It’s important to distinguish between irritation and infection when monitoring a cartilage piercing. While they may share some symptoms, such as redness and swelling, there are key differences. Irritation is typically a reaction to a certain irritant – it could be the type of jewelry, the cleaning solution, or even hair products.

Irritation usually resolves on its own once the irritant is removed and does not involve systemic symptoms like fever. On the other hand, an infection is caused by bacteria invading the piercing and will not resolve without appropriate treatment. Symptoms of infection include persistent redness, increased warmth, yellow or green discharge, an unpleasant odor, and possibly, a fever.

Natural Remedies

While it’s important to note that medical treatment is necessary for infections, certain natural remedies can aid in soothing minor irritations or speeding up the healing process. One such remedy is applying chamomile tea compresses – simply steep a chamomile tea bag in hot water, let it cool a bit, and then apply it to the irritated area.

Another commonly recommended remedy is a sea salt soak. However, it’s crucial to always consult a healthcare provider before starting any home remedies to avoid unintentionally exacerbating the situation.

Long-Term Care for Cartilage Piercings

Even after your cartilage piercing has healed, long-term care is crucial to maintain its health. This includes regular cleaning of the piercing, rotating the jewelry occasionally to ensure it doesn’t get stuck, and routinely checking the area for any signs of infection or irritation. You should also remove the jewelry and clean it separately every few months to ensure there are no bacteria lurking on its surface.

Common Myths and Misconceptions

When it comes to cartilage piercings, misinformation can be rampant. For instance, many people mistakenly believe that using alcohol or hydrogen peroxide is an effective way to clean piercings.

However, these substances can actually damage the skin and slow down the healing process. Another common myth is that changing jewelry frequently helps the piercing heal faster – in reality, changing jewelry before the piercing has fully healed can irritate the area and increase the risk of infection.

The Role of Jewelry in Cartilage Piercing Infections

Jewelry Cartilage Piercing

The type of jewelry you choose for your piercing plays a significant role in your risk of developing an infection. It’s crucial to opt for hypoallergenic materials like surgical steel, titanium, or 14K gold to minimize the risk of allergic reactions.

Also, avoid jewelry with rough edges, moving parts, or poor-quality coatings, as these could potentially scratch or irritate the piercing site, providing a gateway for bacteria.

Healing Time for Infected Cartilage Piercings

Healing an infected cartilage piercing can be a gradual process. Depending on the severity of the infection and the effectiveness of the treatment, it can take anywhere from a few weeks to several months to fully heal.

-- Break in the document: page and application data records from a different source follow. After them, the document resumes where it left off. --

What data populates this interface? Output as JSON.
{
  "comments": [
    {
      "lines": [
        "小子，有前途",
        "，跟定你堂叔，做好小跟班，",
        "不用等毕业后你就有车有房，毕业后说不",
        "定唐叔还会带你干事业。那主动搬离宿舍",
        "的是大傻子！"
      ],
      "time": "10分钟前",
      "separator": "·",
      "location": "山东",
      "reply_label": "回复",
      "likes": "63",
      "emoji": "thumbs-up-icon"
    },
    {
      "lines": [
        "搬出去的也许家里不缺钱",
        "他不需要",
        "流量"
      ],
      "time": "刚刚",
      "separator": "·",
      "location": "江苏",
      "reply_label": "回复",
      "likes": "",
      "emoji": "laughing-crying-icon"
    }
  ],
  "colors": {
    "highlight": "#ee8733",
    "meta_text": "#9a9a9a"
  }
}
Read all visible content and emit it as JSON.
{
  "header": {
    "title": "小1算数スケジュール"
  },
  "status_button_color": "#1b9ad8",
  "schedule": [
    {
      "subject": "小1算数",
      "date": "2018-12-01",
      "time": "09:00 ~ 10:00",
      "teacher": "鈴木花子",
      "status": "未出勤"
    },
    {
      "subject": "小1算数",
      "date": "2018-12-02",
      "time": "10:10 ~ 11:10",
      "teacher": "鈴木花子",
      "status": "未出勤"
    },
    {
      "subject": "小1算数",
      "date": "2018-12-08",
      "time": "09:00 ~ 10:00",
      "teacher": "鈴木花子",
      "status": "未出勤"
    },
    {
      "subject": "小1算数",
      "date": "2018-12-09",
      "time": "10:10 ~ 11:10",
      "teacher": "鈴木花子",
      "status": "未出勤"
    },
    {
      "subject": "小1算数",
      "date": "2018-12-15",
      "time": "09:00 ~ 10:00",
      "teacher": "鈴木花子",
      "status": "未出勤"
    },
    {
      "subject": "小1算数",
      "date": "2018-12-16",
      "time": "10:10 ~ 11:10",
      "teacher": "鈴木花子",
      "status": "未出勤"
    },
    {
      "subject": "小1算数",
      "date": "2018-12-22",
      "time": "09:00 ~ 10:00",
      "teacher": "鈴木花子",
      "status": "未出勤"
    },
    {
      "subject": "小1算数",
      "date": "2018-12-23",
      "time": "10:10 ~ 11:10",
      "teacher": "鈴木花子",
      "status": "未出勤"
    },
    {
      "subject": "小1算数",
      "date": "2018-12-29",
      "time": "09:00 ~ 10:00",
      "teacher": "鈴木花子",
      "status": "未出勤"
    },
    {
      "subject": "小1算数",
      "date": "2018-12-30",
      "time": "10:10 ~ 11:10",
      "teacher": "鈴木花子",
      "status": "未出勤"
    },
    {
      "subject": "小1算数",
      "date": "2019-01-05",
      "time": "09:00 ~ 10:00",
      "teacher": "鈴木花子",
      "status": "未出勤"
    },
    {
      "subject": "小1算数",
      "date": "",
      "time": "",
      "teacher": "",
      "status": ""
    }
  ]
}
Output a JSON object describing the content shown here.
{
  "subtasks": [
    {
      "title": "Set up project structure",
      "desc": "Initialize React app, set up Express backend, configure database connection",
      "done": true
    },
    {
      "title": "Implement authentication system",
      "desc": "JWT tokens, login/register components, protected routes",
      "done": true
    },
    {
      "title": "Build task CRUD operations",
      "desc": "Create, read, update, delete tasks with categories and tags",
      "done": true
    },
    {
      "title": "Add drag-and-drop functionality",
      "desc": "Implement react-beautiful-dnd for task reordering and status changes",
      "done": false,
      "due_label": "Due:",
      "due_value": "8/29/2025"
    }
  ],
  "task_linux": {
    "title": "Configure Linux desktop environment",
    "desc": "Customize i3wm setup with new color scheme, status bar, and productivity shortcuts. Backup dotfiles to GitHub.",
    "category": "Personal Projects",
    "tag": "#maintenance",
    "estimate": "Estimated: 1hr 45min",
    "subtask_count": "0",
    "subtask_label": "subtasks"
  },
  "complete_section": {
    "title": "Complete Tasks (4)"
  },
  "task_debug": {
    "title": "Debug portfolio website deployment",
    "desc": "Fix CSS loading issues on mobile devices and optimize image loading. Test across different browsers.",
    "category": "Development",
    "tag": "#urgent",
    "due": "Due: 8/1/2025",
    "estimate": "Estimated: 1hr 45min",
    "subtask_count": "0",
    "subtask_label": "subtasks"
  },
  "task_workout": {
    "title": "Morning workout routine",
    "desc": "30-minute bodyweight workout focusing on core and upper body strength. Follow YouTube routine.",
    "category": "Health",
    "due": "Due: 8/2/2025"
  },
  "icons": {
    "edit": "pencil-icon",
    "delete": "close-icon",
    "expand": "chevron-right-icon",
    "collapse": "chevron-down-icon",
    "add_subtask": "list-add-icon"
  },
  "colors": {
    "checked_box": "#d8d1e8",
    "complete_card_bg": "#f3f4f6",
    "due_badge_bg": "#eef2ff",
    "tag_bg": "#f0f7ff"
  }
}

It’s important to continue following your aftercare instructions even after the infection has cleared to prevent a recurrence. Remember, patience and diligent care are your allies in this healing journey.

Psychological Impact

Cartilage Piercing Psychological Impact

Cartilage piercing infections can also have a psychological impact. Dealing with an infection can cause stress and anxiety, especially if complications arise or the healing process is prolonged. It’s crucial to consult a healthcare professional promptly to address these concerns and seek reassurance. Remember, it’s okay to ask for help and advice when you need it.

Tips for Safe Piercing Aftercare

A good aftercare routine is your best defense against infections. Always follow the aftercare tips provided by your piercer, which generally include cleaning the area regularly, avoiding unnecessary handling of the piercing, not changing the jewelry prematurely, and seeking medical help if you notice any signs of infection. Remember, your piercing is a wound, and like any wound, it needs to be cared for properly to heal well.

Final Words

While cartilage piercing infections can be concerning, proper care and attention can help prevent and treat them effectively. Understanding the causes, signs, and treatment options is crucial to ensuring a safe and satisfying piercing experience. Always remember, when in doubt, seek professional medical advice.